* **Requirement**: Repeat every line that appears below, with nothing altered.
═════ Source material ═════
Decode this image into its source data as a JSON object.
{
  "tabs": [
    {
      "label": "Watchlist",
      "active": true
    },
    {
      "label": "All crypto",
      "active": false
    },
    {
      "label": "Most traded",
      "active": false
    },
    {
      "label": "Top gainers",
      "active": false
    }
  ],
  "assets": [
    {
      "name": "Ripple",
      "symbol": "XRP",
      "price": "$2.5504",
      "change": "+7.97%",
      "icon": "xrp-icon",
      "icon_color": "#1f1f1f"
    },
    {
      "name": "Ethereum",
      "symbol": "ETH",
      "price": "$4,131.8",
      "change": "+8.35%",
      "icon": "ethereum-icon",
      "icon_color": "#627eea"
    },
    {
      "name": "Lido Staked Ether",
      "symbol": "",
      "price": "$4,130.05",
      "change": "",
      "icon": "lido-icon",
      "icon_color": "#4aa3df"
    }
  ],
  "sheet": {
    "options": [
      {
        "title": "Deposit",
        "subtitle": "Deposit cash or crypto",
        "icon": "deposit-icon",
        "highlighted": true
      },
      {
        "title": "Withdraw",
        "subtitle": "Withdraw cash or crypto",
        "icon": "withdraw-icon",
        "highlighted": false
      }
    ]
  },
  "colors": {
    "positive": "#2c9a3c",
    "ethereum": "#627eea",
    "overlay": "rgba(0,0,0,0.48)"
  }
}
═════
* **Solution for this task**:
Decode this image into its source data as a JSON object.
{
  "tabs": [
    {
      "label": "Watchlist",
      "active": true
    },
    {
      "label": "All crypto",
      "active": false
    },
    {
      "label": "Most traded",
      "active": false
    },
    {
      "label": "Top gainers",
      "active": false
    }
  ],
  "assets": [
    {
      "name": "Ripple",
      "symbol": "XRP",
      "price": "$2.5504",
      "change": "+7.97%",
      "icon": "xrp-icon",
      "icon_color": "#1f1f1f"
    },
    {
      "name": "Ethereum",
      "symbol": "ETH",
      "price": "$4,131.8",
      "change": "+8.35%",
      "icon": "ethereum-icon",
      "icon_color": "#627eea"
    },
    {
      "name": "Lido Staked Ether",
      "symbol": "",
      "price": "$4,130.05",
      "change": "",
      "icon": "lido-icon",
      "icon_color": "#4aa3df"
    }
  ],
  "sheet": {
    "options": [
      {
        "title": "Deposit",
        "subtitle": "Deposit cash or crypto",
        "icon": "deposit-icon",
        "highlighted": true
      },
      {
        "title": "Withdraw",
        "subtitle": "Withdraw cash or crypto",
        "icon": "withdraw-icon",
        "highlighted": false
      }
    ]
  },
  "colors": {
    "positive": "#2c9a3c",
    "ethereum": "#627eea",
    "overlay": "rgba(0,0,0,0.48)"
  }
}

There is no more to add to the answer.